- Blogger Ali Al-Mearaj, 36, was arrested on 6 January 2014 and was sentenced to 30 months in prison on 8 April on charges of “misusing information technology” and insulting the king. A court was supposed to have heard his appeal on 5 May but the hearing was postponed and has been postponed again three more times (on 13 May, 14 June and 10 July). It is now set for 3 September.
- Masked plainclothesmen arrested cyber-activist Jassim Al-Nuaimiat his home on 31 July 2013 on charges of inciting anti-government hatred and calling for illegal demonstrations in messages posted on social media. He was transferred to Dry Dock prison on 3 August 2013 and then taken before a prosecutor. He said he was tortured and forced to sign a confession. During a hearing on 27 January 2014, Nuaimi testified that he was not in Bahrain when the offending messages were posted and that he had sold his computer before they were posted, so he could not have been responsible. He wassentenced to five years in prison on 28 April. A court began hearing his appeal on 22 June. A second hearing was held on 20 August and a third has been set for 21 September.
- Detained since March 2011, Abduljalil Al-Singace, a blogger and member of the Al-Haq Movement’s human rights bureau, was sentenced to life imprisonment by a military court in June 2011. He was one of 21 opposition leaders and activists convicted of membership of terrorist organizations and trying to overthrow the government.
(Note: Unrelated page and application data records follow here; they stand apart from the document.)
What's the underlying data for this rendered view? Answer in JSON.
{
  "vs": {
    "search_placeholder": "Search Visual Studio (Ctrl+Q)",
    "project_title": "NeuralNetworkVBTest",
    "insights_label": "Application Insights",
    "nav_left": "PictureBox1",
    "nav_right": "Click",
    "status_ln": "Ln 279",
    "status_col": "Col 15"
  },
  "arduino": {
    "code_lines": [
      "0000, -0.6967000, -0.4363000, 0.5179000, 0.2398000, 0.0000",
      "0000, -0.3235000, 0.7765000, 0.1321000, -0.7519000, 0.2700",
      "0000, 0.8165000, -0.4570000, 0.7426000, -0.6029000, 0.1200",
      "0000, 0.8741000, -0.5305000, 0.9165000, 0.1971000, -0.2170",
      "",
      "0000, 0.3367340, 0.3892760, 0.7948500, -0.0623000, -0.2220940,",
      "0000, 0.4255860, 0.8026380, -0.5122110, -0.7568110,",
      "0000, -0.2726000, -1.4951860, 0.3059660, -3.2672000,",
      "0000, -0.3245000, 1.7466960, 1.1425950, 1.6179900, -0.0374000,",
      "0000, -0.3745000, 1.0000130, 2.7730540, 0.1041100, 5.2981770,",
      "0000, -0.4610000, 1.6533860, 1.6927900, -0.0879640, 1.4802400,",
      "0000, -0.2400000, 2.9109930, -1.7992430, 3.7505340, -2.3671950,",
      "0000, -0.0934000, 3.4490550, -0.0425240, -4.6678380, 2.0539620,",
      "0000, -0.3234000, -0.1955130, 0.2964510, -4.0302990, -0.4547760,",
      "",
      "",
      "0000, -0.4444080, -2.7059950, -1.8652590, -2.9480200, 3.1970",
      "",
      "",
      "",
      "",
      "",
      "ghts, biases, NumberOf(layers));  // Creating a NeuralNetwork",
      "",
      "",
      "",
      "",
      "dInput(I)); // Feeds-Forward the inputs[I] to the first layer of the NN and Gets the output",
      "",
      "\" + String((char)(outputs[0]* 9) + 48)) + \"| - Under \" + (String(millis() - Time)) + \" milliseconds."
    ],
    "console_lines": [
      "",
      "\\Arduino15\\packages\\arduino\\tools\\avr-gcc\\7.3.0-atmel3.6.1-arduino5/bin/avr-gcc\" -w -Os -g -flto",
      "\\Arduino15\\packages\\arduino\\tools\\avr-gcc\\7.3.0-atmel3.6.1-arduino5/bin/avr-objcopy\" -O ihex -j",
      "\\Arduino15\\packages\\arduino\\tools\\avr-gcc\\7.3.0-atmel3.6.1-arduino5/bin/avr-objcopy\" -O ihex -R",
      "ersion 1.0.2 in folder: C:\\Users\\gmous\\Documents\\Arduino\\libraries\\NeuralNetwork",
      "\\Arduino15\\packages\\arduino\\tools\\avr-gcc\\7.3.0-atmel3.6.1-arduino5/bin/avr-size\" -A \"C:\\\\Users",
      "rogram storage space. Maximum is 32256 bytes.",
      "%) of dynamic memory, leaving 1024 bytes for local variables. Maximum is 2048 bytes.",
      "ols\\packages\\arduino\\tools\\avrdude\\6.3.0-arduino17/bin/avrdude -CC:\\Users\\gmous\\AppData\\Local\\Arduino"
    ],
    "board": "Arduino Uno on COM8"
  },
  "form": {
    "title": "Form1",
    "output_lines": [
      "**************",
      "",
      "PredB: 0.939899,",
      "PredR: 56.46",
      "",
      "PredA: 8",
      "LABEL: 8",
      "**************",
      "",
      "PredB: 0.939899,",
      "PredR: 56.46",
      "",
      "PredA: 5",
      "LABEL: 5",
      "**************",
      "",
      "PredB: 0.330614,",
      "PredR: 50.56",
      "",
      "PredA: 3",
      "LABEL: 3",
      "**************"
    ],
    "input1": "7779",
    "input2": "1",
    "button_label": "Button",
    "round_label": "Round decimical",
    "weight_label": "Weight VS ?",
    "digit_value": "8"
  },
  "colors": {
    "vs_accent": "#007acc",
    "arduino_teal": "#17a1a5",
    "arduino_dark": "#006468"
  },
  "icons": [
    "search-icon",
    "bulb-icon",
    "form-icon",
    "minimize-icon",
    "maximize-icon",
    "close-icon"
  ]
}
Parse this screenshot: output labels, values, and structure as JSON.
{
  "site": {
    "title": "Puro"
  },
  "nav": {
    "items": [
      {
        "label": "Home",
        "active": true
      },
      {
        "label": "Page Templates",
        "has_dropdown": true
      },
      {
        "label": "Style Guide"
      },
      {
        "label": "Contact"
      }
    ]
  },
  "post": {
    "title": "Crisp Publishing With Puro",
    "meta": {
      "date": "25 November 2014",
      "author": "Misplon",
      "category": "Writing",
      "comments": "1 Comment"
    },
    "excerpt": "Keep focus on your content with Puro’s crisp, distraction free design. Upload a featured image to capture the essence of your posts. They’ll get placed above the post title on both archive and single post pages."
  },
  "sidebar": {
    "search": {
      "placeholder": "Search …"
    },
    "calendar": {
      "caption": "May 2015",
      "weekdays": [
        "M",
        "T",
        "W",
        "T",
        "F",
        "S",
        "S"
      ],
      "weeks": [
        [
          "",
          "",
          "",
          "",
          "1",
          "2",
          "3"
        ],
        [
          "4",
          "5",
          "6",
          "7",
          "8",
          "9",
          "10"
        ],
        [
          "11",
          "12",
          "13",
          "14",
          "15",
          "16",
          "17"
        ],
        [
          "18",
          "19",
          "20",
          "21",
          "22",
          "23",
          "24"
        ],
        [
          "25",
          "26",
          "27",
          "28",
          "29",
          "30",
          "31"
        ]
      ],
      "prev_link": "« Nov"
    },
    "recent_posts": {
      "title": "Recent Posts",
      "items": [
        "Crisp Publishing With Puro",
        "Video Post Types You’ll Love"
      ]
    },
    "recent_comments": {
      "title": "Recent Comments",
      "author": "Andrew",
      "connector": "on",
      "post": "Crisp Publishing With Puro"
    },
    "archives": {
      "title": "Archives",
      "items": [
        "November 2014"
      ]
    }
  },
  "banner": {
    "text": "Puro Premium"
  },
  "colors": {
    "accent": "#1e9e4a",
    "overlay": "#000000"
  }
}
A high court of appeal upheld his sentence on 4 September 2012. The appeal that he and 12 other human rights activists submitted to the Court of Cassation was rejected on 7 January 2013.